Unlike SELENE or Chang'E-1, Chandrayaan-1 is truly an international venture. Six of its 11 payloads have been contributed by 12 labs from eight countries: UK, USA, Germany, Sweden, Finland, France, Bulgaria and Czechoslovakia.

Artistic depiction of Chandrayaan-1. © ISRO

"This is a national mission with international participation and with India as the captain," Annadurai says. ISRO does not charge for carrying the foreign payloads but expects that data collected by the foreign agencies will be shared with ISRO scientists.

If everything goes as planned, the PSLV will inject Chandrayaan-1into a highly elliptical parking orbit from where the spacecraft will transfer on its own to the lunar orbit over the poles initially at 200 kilometers and finally moving to 100 km. ISRO says it will have enough fuel to give Chandrayaan-1 a life of two years. It will be tracked through a worldwide network of ground stations belonging to ISRO and space agencies of USA, Russia and Brazil.

What will Chandrayaan-1 find on the Moon that other missions have not found?

"It will be the first to use radar to study the moon," says Bhandari. "It is capable of seeing below the surface so we can determine what lies underneath," he said. "And if everything on Chandrayaan works well, one can learn how water gets transported to the poles." Earlier American lunar probes have indicated water may be found in the permanently shaded regions at the poles but no one knows how it gets there.
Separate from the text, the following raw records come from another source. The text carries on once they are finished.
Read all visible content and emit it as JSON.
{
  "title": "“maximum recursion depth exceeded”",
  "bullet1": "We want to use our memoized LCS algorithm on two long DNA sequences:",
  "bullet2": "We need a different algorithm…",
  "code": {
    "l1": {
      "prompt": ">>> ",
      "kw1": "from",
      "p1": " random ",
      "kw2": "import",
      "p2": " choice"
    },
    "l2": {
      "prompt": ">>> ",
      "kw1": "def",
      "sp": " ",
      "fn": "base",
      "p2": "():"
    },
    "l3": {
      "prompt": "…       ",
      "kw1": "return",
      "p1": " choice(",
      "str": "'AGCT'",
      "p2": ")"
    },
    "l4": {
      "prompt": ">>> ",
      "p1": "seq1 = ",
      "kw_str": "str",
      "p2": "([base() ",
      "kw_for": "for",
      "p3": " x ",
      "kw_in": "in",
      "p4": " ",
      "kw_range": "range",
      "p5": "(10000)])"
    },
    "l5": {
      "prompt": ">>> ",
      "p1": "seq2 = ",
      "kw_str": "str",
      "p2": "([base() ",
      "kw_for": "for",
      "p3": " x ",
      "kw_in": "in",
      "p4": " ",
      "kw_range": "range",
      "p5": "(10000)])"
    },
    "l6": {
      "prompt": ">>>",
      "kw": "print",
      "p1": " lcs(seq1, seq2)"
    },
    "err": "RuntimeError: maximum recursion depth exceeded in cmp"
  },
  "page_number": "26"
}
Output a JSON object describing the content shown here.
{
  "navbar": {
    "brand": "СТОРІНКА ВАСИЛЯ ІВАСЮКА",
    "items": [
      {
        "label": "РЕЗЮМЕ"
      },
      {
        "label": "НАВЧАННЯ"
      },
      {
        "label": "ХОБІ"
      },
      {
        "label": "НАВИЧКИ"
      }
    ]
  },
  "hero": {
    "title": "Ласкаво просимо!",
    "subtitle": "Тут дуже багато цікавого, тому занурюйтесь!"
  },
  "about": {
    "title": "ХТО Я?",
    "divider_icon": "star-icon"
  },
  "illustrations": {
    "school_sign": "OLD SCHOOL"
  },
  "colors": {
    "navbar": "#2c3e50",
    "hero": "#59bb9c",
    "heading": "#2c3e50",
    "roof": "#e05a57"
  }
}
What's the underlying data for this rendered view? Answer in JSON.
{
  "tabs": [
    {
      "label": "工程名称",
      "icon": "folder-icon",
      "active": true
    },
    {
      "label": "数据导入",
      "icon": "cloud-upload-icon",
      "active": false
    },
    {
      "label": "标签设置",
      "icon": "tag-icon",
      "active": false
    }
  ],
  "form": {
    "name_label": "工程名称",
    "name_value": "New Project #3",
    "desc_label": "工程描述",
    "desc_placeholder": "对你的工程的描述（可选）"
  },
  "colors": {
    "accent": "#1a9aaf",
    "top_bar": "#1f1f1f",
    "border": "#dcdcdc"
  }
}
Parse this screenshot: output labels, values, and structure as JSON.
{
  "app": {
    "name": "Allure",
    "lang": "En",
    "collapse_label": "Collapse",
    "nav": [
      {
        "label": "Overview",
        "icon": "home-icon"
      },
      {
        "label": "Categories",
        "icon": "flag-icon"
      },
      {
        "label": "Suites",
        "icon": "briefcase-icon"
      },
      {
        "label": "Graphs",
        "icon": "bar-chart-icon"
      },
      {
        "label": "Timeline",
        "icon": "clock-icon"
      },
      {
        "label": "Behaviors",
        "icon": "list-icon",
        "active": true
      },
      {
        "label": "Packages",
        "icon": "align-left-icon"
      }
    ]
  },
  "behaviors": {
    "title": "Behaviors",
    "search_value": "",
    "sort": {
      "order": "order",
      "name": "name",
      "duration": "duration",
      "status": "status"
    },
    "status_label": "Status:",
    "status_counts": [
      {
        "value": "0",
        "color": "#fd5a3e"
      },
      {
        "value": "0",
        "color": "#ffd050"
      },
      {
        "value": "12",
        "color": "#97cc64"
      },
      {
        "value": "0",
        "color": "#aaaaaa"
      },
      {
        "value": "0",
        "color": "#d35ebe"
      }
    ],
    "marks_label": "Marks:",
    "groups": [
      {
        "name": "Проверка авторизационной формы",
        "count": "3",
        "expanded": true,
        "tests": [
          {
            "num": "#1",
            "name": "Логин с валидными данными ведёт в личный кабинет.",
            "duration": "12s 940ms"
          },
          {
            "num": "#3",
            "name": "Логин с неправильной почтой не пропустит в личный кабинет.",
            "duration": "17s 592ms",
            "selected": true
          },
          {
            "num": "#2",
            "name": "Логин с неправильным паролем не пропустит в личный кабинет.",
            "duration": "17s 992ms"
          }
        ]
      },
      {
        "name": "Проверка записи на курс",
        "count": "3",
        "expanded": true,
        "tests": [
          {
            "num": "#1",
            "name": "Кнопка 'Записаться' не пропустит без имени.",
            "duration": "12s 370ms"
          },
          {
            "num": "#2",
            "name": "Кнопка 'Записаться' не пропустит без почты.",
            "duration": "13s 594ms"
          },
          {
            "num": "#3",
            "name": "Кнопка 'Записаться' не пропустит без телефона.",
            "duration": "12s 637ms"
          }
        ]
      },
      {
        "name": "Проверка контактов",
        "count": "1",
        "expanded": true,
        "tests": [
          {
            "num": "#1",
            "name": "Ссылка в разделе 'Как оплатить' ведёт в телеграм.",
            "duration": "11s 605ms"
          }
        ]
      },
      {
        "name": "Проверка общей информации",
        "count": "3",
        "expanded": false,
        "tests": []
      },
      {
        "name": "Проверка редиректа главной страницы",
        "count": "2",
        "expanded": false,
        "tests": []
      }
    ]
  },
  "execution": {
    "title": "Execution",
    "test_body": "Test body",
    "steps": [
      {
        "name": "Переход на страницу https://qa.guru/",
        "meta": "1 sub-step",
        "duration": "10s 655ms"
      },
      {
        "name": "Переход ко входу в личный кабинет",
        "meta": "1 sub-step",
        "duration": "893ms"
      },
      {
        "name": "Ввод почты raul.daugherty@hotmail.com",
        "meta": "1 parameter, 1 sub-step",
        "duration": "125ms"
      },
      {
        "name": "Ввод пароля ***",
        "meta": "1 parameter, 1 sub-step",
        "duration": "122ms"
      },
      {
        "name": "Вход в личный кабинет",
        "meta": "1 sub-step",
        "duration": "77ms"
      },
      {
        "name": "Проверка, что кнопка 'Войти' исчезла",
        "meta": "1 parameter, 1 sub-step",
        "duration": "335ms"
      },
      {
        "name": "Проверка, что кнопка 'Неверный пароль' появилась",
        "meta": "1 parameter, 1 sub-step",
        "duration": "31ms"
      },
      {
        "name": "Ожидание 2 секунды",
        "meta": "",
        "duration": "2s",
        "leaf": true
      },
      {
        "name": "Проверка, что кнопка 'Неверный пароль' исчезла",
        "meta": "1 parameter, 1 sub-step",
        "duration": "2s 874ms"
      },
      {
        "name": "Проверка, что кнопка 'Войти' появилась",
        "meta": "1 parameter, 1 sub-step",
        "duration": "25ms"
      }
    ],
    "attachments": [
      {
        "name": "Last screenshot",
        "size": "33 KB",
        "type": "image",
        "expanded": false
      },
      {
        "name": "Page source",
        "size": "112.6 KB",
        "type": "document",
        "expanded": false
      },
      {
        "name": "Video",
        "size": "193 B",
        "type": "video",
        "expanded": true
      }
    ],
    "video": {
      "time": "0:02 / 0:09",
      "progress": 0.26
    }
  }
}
The presence of water-ice can be detected by several of the instruments on board Chandrayaan-1 as well in other three spacecraft.

"We will also have a digital elevation map with 5 meter resolution both on ground and in elevation that will enable us to select potential sites for a future base," Bhandari said. "We will have chemical and mineral maps of the Moon which will be useful in indirectly determining evolution of the Moon."

Bhandari adds that Chandrayaan-1 is a "well designed" mission with powerful remote sensing instruments. "When the results start coming, we will know how important they would be."

Chandrayaan-1 will drop a heavily instrumented impactor on the Moon within the first week of is life and receive data during the 18-minute free fall. Its crash-landing is a precursor to the soft-landing by the rover to be flown by Chandrayaan-2 slated for 2011-12, says ISRO chairman Gopalan Madhavan Nair.

A successful moon mission by ISRO would indeed be a revelation to the world that neither giant rockets nor big budget is needed to go to the moon.

As against SELENE's $480 million Chang'E -1 $187 million and LRO's $491 million ISRO spent on Chandrayaan-1 Rs.3.86 billion (about $76 million). And that includes Rs.1 billion towards establishment of the Deep Space Network that ISRO would need when it launches Chandrayaan-II and after that, perhaps, to Mars.